And no show would be complete without a powerful ensemble! Nick Adorno, Jules Chavarria, Ryan Chlanda, Carrie Hacker, Nicole Manly, Sarah Meals, Erik McEwen, Leslie Miller, Nathan Mohebbi, Ramone Owens, Dylan Pass, Robert Ramirez, Laura Rensing, Amber Sky-Skipps, Allyson Spiegelman, Matthew Thurmond, and Tory Trowbridge with Dance Captain Venny Carranza.
Directed by Los Angeles-based Director Michael Matthews, his Funny Girl offers some modern and creative staging and coupled with Kami Seymour’s dynamic choreography and solid cast, let’s just say, this 50-year-old gal has had some work done and is looking really freshened up. Musically directed skillfully by Gerald Sternbach, the orchestra played hit after hit from this show – “I’m the Greatest Star,” “People” and of course, the show-stopping belting number, “Don’t Rain On My Parade.”
Scenic Designer Stephen Gifford did a brilliant job giving us a glimpse of Brice’s hometown roots on Henry Street, as well as her vaudevillian stage and dressing room and her grand Long Island estate.
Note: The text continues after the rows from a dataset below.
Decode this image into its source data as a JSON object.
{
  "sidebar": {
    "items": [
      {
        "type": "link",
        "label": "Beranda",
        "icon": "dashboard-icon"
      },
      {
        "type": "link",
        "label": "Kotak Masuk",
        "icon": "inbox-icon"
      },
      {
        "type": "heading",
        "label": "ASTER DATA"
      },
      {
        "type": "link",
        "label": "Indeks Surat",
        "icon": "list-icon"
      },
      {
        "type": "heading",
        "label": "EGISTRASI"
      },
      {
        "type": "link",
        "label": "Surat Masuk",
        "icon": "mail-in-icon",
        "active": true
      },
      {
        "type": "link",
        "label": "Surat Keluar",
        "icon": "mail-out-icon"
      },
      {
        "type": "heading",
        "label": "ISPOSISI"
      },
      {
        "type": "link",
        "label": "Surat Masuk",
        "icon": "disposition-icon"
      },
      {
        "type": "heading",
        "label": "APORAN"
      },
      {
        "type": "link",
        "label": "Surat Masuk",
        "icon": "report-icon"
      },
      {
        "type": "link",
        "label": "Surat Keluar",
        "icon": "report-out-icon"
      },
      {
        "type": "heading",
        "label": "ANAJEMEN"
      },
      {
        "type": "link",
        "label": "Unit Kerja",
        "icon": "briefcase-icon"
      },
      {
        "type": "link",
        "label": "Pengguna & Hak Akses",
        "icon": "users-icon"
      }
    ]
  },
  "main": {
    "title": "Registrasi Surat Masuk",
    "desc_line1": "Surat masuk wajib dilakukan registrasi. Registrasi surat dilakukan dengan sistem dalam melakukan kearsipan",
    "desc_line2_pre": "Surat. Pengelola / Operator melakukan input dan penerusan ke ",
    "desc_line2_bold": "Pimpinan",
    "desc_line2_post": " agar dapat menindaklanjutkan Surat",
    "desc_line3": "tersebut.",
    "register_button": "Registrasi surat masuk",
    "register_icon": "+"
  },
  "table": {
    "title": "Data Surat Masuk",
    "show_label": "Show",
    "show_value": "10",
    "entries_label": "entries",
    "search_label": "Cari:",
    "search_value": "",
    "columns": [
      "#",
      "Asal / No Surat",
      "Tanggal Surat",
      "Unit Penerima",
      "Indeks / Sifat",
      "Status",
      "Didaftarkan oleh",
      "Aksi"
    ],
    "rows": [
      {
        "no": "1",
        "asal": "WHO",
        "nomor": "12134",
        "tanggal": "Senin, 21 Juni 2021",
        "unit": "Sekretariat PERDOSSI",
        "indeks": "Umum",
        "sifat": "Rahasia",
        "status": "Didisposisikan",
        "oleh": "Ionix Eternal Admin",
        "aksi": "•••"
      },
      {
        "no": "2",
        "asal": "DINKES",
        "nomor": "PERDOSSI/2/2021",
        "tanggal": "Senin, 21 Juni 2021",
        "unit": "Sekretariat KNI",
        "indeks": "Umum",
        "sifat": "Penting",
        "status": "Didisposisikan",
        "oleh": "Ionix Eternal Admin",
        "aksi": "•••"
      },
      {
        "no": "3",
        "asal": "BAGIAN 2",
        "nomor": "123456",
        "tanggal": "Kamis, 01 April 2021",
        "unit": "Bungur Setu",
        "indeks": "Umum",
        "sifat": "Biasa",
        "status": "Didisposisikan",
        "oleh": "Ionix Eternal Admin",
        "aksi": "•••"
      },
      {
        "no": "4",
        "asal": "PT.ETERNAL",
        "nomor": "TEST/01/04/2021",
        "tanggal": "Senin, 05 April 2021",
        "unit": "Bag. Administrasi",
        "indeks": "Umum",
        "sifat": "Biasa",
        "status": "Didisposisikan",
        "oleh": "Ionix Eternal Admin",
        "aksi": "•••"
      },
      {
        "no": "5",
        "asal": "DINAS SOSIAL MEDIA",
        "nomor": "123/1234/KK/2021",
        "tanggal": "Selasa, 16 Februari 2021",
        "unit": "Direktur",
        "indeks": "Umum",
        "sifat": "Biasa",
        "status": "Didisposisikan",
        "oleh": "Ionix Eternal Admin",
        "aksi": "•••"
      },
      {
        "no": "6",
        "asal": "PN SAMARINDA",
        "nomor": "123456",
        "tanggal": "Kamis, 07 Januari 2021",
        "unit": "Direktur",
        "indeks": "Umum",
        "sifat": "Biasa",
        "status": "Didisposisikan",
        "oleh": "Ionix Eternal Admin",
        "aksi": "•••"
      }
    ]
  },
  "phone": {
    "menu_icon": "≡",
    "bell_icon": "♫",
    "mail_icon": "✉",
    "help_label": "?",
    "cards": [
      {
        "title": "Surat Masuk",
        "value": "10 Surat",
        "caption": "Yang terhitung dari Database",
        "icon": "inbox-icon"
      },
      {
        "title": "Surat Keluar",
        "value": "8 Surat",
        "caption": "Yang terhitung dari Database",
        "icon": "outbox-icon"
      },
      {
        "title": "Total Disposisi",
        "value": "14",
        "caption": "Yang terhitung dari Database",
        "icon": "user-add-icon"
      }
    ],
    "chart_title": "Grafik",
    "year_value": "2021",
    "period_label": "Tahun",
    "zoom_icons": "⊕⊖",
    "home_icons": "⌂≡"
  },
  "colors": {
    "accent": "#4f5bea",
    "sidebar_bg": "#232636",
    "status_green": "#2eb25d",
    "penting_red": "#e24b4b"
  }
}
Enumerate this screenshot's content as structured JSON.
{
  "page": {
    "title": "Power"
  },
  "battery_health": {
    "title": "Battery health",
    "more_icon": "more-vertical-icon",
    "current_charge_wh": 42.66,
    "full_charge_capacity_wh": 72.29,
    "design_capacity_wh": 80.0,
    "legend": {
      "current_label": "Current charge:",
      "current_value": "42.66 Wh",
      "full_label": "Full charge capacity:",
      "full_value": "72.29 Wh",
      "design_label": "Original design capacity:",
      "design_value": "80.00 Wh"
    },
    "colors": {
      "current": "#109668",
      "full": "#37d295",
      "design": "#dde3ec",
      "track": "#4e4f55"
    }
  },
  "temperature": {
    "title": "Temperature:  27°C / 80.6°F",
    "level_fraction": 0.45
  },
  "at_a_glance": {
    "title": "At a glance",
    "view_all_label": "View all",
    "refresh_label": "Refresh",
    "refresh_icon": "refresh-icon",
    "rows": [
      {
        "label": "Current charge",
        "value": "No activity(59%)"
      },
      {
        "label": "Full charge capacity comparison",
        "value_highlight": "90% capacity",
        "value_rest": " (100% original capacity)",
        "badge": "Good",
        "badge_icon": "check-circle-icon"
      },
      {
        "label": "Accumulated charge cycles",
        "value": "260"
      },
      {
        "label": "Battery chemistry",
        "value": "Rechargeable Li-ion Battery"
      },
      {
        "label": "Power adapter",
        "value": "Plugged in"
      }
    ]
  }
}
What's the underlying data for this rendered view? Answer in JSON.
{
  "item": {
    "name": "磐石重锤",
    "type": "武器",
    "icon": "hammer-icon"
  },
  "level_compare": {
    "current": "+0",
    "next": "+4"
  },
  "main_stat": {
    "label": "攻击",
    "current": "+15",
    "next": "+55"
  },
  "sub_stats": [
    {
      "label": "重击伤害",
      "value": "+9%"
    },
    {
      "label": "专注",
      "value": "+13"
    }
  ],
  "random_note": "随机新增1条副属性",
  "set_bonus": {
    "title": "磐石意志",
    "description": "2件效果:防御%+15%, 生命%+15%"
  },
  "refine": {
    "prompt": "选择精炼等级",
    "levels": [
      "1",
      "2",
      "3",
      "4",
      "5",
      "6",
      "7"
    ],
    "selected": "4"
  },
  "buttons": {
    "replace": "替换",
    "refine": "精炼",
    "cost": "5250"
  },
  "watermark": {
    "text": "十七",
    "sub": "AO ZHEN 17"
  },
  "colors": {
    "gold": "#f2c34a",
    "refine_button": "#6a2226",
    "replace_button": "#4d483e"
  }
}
Many of Cheryl Sheldon’s costumes designed for this show were period beauties, from the Brice women’s formal gowns to the vaudeville babies’ top-heavy headpieces. Sound design was by 3D favorite Julie Ferrin and lighting again skillfully executed by Jean-Yves Tessier. More behind-the-scenes heroes: on wigs, Cliff and Kat Senior; props, Gretchen Morales and Melanie Cavaness; technical direction by Jene Roach; and stage manager for this production is Lisa Palmire.
3D Theatricals' updated and fresh version of Funny Girl has universal appeal – it is not just for musical theater aficionados or Streisand fans. It is a classic American musical about a multi-layered performer and woman in love. With a terrific and memorable Styne and Merrill score, a rising star at the helm in Nicole Parker, skillful direction and choreography, this show will foster a new generation of admirers half a century since its Broadway premiere.
Through September 22
Thursday-Saturday, 8 p.m.
Saturday, Sept. 21, 2 p.m.
Sunday, 2 p.m.
210 E. Chapman Ave., Fullerton
Friday, 8 p.m.
Saturday, 2 p.m. and 8 p.m.
Sunday, 2 p.m.
Redondo Beach Performing Arts Center
1935 Manhattan Beach Blvd., Redondo Beach